What you are asked to do:
An unaltered copy of every line below is the expected output.

___ Source material

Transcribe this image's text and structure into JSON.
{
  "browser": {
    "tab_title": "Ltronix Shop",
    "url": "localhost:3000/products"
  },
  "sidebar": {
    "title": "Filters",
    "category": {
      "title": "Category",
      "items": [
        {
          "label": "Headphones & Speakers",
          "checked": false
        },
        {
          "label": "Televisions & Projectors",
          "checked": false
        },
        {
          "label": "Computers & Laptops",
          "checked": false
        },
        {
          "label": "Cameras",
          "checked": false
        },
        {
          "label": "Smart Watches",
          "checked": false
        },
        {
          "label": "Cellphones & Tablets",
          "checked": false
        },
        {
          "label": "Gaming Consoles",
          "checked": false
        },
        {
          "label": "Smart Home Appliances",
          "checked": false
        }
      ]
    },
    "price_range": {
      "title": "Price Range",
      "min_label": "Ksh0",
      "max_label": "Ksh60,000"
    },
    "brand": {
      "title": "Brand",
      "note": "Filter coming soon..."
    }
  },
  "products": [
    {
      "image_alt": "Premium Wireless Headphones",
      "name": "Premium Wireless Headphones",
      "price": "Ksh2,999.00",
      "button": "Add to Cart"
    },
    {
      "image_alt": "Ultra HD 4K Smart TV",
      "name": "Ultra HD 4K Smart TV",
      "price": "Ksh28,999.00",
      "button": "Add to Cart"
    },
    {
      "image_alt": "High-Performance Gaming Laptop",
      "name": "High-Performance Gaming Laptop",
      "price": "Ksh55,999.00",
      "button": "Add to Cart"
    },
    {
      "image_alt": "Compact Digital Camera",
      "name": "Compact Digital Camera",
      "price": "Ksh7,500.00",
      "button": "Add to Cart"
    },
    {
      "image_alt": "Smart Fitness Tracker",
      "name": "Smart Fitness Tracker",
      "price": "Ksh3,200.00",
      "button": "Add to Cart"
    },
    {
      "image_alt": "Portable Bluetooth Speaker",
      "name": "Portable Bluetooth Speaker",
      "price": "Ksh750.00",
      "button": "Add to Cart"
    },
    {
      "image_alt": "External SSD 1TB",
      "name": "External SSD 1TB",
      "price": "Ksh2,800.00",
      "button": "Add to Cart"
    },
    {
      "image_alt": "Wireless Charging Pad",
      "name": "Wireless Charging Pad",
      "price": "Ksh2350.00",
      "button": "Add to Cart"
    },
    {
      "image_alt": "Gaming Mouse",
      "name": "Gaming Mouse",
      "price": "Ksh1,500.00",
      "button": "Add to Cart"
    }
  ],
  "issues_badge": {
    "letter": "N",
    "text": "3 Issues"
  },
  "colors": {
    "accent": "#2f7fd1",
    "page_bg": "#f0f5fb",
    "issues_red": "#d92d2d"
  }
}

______

Worked solution:
Transcribe this image's text and structure into JSON.
{
  "browser": {
    "tab_title": "Ltronix Shop",
    "url": "localhost:3000/products"
  },
  "sidebar": {
    "title": "Filters",
    "category": {
      "title": "Category",
      "items": [
        {
          "label": "Headphones & Speakers",
          "checked": false
        },
        {
          "label": "Televisions & Projectors",
          "checked": false
        },
        {
          "label": "Computers & Laptops",
          "checked": false
        },
        {
          "label": "Cameras",
          "checked": false
        },
        {
          "label": "Smart Watches",
          "checked": false
        },
        {
          "label": "Cellphones & Tablets",
          "checked": false
        },
        {
          "label": "Gaming Consoles",
          "checked": false
        },
        {
          "label": "Smart Home Appliances",
          "checked": false
        }
      ]
    },
    "price_range": {
      "title": "Price Range",
      "min_label": "Ksh0",
      "max_label": "Ksh60,000"
    },
    "brand": {
      "title": "Brand",
      "note": "Filter coming soon..."
    }
  },
  "products": [
    {
      "image_alt": "Premium Wireless Headphones",
      "name": "Premium Wireless Headphones",
      "price": "Ksh2,999.00",
      "button": "Add to Cart"
    },
    {
      "image_alt": "Ultra HD 4K Smart TV",
      "name": "Ultra HD 4K Smart TV",
      "price": "Ksh28,999.00",
      "button": "Add to Cart"
    },
    {
      "image_alt": "High-Performance Gaming Laptop",
      "name": "High-Performance Gaming Laptop",
      "price": "Ksh55,999.00",
      "button": "Add to Cart"
    },
    {
      "image_alt": "Compact Digital Camera",
      "name": "Compact Digital Camera",
      "price": "Ksh7,500.00",
      "button": "Add to Cart"
    },
    {
      "image_alt": "Smart Fitness Tracker",
      "name": "Smart Fitness Tracker",
      "price": "Ksh3,200.00",
      "button": "Add to Cart"
    },
    {
      "image_alt": "Portable Bluetooth Speaker",
      "name": "Portable Bluetooth Speaker",
      "price": "Ksh750.00",
      "button": "Add to Cart"
    },
    {
      "image_alt": "External SSD 1TB",
      "name": "External SSD 1TB",
      "price": "Ksh2,800.00",
      "button": "Add to Cart"
    },
    {
      "image_alt": "Wireless Charging Pad",
      "name": "Wireless Charging Pad",
      "price": "Ksh2350.00",
      "button": "Add to Cart"
    },
    {
      "image_alt": "Gaming Mouse",
      "name": "Gaming Mouse",
      "price": "Ksh1,500.00",
      "button": "Add to Cart"
    }
  ],
  "issues_badge": {
    "letter": "N",
    "text": "3 Issues"
  },
  "colors": {
    "accent": "#2f7fd1",
    "page_bg": "#f0f5fb",
    "issues_red": "#d92d2d"
  }
}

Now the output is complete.